Interns, volunteers, and nannies are all either unmentioned or specifically excluded from harassment and other protections under Rhode Island's Fair Employment Practices Act.
Language defining employees in the statute also excludes anyone working at companies of four people or fewer.
The finding comes from a commission of lawmakers and community leaders assembled this year to revisit the state’s sexual harassment and workplace laws, some of which were introduced more than 30 years ago.
The commission formed amid a national conversation about workplace harassment, and was led by South County Representative Teresa Tanzi, who publicly shared her own account of harassment at the Statehouse last year.
Tanzi has introduced legislation that would expand fair employment protections to unpaid workers such as volunteers, and people considered “domestic workers,” which include nannies and other caregivers.

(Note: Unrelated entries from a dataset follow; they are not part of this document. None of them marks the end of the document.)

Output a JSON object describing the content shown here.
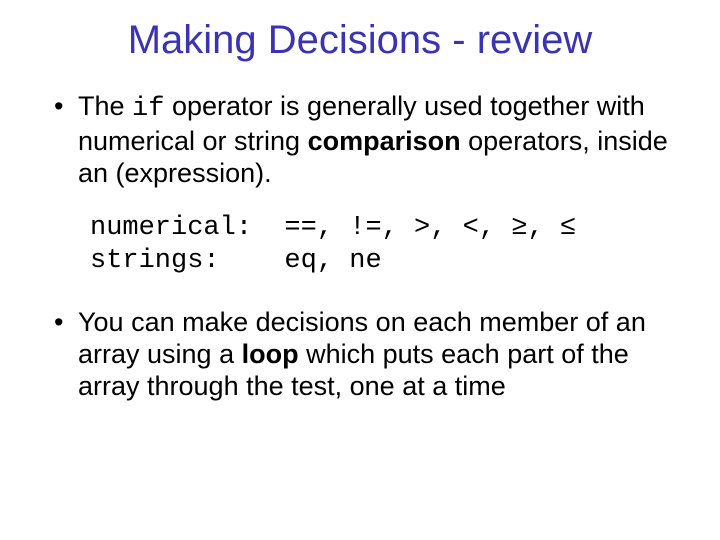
{
  "title": "Making Decisions - review",
  "bullet1": {
    "pre_if": "The ",
    "if_kw": "if",
    "post_if": " operator is generally used together with numerical or string ",
    "comparison": "comparison",
    "rest": " operators, inside an (expression)."
  },
  "code": {
    "line1": "numerical:  ==, !=, >, <, ≥, ≤",
    "line2": "strings:    eq, ne"
  },
  "bullet2": {
    "pre": "You can make decisions on each member of an array using a ",
    "loop": "loop",
    "post": " which puts each part of the array through the test, one at a time"
  }
}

“It’s a very vulnerable population as it is,” said Tanzi. “You’re kind of isolated, you’re working in a very close environment. And I think if anything, those individuals deserve more protection in certain ways.”

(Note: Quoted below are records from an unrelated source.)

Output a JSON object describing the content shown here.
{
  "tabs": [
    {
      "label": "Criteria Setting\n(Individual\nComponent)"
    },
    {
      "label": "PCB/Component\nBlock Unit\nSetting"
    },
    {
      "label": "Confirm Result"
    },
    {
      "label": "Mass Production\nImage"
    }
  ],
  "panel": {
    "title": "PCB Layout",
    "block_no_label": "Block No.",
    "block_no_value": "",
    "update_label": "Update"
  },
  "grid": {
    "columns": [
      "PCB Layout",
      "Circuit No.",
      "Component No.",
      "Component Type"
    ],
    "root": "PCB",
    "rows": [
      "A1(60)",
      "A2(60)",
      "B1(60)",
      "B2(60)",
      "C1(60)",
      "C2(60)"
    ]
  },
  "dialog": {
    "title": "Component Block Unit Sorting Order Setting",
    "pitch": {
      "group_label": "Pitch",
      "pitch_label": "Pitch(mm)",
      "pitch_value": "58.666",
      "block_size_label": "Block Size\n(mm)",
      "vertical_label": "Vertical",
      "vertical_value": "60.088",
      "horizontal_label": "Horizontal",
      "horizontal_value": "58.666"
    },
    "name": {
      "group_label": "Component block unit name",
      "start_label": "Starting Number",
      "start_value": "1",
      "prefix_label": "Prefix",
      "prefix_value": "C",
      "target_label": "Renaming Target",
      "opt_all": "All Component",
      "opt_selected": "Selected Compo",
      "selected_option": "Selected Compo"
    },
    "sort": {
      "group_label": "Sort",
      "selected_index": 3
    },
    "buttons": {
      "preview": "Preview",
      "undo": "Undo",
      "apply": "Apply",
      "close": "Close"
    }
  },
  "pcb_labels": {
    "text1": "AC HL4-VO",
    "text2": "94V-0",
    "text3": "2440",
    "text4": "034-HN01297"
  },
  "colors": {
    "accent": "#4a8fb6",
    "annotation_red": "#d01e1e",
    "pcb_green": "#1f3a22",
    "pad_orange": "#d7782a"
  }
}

A second bill introduced at the General Assembly would mandate sexual harassment training every two years for employees at companies of 50 people or more. Tanzi said she expects some pushback on the proposal from business leaders.

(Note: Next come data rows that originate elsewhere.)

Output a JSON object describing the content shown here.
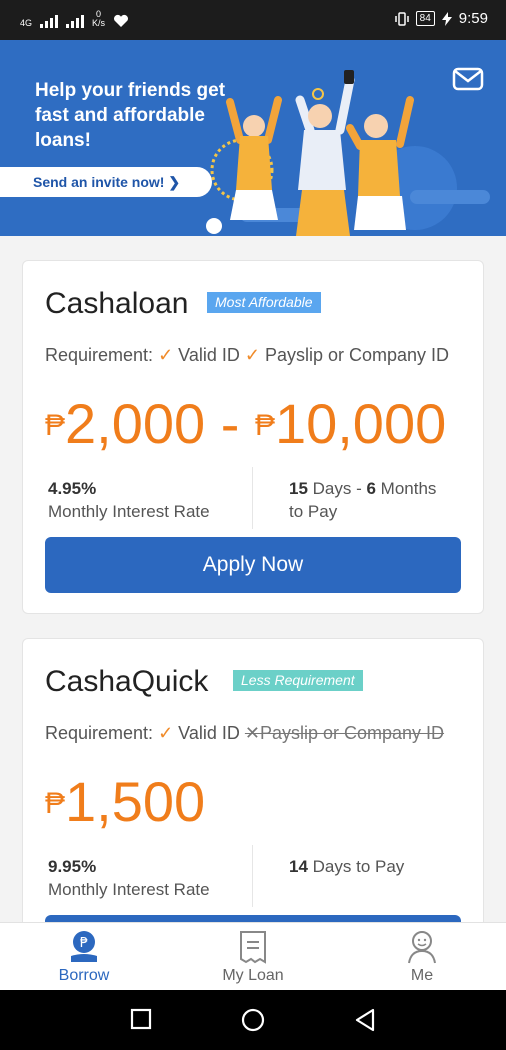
{
  "status_bar": {
    "network_left": "4G",
    "speed_value": "0",
    "speed_unit": "K/s",
    "battery": "84",
    "time": "9:59"
  },
  "banner": {
    "title": "Help your friends get fast and affordable loans!",
    "invite_label": "Send an invite now! ❯",
    "mail_icon": "mail-icon"
  },
  "loans": [
    {
      "name": "Cashaloan",
      "tag": "Most Affordable",
      "tag_color": "#5aa6ef",
      "requirement_label": "Requirement:",
      "req1": "Valid ID",
      "req2": "Payslip or Company ID",
      "amount_from": "2,000",
      "amount_to": "10,000",
      "rate_value": "4.95%",
      "rate_label": "Monthly Interest Rate",
      "term_a": "15",
      "term_a_unit": " Days - ",
      "term_b": "6",
      "term_b_unit": " Months",
      "term_label": "to Pay",
      "apply_label": "Apply Now"
    },
    {
      "name": "CashaQuick",
      "tag": "Less Requirement",
      "tag_color": "#6bd0c8",
      "requirement_label": "Requirement:",
      "req1": "Valid ID",
      "req2": "Payslip or Company ID",
      "amount": "1,500",
      "rate_value": "9.95%",
      "rate_label": "Monthly Interest Rate",
      "term_a": "14",
      "term_label": " Days to Pay"
    }
  ],
  "currency_symbol": "₱",
  "bottom_nav": [
    {
      "label": "Borrow",
      "icon": "borrow-icon",
      "active": true
    },
    {
      "label": "My Loan",
      "icon": "receipt-icon",
      "active": false
    },
    {
      "label": "Me",
      "icon": "profile-icon",
      "active": false
    }
  ],
  "colors": {
    "brand_blue": "#2c68bf",
    "amount_orange": "#f07d1b",
    "banner_blue": "#2f6dc2"
  }
}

“I get it, they’re going to see it as one more thing on their list of things that they’ll need to do to comply with state law,” said Tanzi. “We just kept coming back to the fact that this was the number one recommendation by every expert that came before us.”